While lo-bit’s roots can be traced from Lev Termen, the Russian physicist who in 1919 invented the eerie-sounding theremin, to the invention of Robert Moog’s first synthesizer in 1954, most agree that Johan Kotlinski (aka Role Model) is the movement’s Prometheus. In 2000 the Swedish DJ created a custom Game Boy cartridge that turns the device’s internal synthesizer into a musical workstation. He manufactured the cartridges in a small run in Japan and made them available to would-be composers for seventy dollars on the Web. Kotlinski called his invention Little Sound DJ (LSDJ). The same year, German art student Oliver Wittchow designed another custom cartridge, which he called Nanoloop. “I got Nanoloop in 2000,” says Game Boy musician Chris Burke, who performs as Glomag. “A little later I found out about LSDJ, which started around the same time, and I bought one of those as well. I love the direct nature of writing and performing on the Game Boy—I can write music on the subway.” The nomadic life of McLaren and the Game Boy musicians and the mercurial nature of their music and thus far primarily Web-based distribution techniques make for a nascent subcultural current that is (perhaps deliberately) difficult to pin down. But the use of this inexpensive, discarded digital technology (the first Game Boy programmers found their secondhand machines in Paris’s puces) is no doubt meant to challenge that primary symbol of baby-boomer rebellion—the guitar.

Perhaps it is fitting that a generation with “baby” in their designation would find the process of maturation rough, but Gen Xers like me can testify to the horror of owning many of the same records as our parents. For years we experienced the frustration of not having come up with anything sufficiently hostile or annoying to distinguish ourselves from the generation that preceded us—until the computer. The loudest rock ’n’ roll elicited not a murmur in the household of my preteen years, but the sound of Pac-Man absolutely drove the folks mad. For decades the art world was unperturbed by all manner of scatology and profanity, but the appearance of digital art got middle-aged critics harrumphing. And if punk rock delivered the first blow to the record industry, it is software engineers in their twenties creating primitive digital production tools and file-sharing technology on their basement computers who are poised to deliver the coup de grâce.

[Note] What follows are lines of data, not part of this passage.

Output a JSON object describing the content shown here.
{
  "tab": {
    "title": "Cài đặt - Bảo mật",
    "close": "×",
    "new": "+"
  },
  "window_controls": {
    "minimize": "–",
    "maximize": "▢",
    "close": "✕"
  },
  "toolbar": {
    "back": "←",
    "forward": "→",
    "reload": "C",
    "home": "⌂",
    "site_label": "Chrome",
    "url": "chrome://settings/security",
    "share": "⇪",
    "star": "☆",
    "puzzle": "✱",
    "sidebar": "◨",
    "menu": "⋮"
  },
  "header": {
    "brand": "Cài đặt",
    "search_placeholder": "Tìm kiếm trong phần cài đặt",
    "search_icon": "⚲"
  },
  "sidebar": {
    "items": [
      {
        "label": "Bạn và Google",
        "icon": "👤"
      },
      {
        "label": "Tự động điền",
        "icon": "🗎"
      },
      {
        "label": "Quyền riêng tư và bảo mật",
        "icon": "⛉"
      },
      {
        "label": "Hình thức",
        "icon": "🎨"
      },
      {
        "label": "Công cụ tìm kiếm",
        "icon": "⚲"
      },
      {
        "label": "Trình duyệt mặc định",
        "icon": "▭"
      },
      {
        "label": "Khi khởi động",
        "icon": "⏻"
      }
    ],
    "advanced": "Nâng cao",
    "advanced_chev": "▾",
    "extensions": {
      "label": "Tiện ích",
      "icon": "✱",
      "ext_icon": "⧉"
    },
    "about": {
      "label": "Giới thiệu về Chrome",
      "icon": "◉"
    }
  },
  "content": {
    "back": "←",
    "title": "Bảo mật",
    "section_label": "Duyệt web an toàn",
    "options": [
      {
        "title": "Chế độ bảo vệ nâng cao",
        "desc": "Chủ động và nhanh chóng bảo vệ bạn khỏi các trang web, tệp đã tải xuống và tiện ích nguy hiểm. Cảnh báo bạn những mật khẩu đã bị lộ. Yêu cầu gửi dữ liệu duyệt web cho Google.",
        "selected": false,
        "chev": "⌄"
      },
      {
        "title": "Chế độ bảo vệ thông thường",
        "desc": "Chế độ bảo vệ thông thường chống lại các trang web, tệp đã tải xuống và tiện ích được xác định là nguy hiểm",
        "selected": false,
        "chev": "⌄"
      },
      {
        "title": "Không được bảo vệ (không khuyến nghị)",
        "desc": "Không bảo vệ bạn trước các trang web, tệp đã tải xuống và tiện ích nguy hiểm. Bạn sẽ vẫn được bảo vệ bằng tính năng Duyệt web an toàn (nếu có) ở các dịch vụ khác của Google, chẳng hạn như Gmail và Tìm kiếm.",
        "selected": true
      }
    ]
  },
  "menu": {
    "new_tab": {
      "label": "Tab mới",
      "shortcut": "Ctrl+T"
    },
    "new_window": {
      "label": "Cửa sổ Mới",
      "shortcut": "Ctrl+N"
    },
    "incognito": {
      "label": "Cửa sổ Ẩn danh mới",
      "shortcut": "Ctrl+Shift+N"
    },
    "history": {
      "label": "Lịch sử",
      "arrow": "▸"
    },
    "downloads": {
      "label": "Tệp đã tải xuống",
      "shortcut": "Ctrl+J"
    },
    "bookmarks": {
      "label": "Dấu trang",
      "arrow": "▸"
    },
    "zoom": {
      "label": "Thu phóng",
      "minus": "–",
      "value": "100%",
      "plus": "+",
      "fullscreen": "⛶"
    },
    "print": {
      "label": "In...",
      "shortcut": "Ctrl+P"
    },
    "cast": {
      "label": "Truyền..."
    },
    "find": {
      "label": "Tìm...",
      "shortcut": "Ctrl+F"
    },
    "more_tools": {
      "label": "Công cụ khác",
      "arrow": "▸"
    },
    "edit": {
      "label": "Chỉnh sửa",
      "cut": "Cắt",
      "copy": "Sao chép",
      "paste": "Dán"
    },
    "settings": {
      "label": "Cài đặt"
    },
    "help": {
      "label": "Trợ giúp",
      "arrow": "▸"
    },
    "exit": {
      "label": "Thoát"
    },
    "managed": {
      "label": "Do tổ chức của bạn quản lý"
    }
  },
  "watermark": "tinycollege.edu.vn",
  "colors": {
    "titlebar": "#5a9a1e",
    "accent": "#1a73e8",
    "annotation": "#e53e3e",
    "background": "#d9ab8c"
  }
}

Game Boy musicians, with their emphasis on sharing, openness, and global connectedness, are perhaps strongest on ethic, but the aesthetics are catching up. Their tracks can be lullaby sweet and vaguely spooky, like Bubblyfish’s pretty, uncanny “Translucent”; or elegant, folkie creations like those of Chicago-based Mark DeNardo, a classically trained violinist and fan of John Cage; while others are throbbing and—to my hoary ears at the rump end of the eighteen-to-thirty-five demographic—suitably new and jarring enough to stir up some sort of cultural ruckus. “We’ve made Kraftwerk’s phrase ‘I’m the operator of my pocket calculator’ more apt than ever,” says Glomag’s Burke. “Using whatever tools are available, running your electricity in from a pole out on the sidewalk. It’s DIY,” says old soldier McLaren. “It’s punk,” he adds, before heading back out to the Boulevard Saint-Germain. And I suppose he should know.

Theresa Duncan is a Los Angeles–based writer and filmmaker.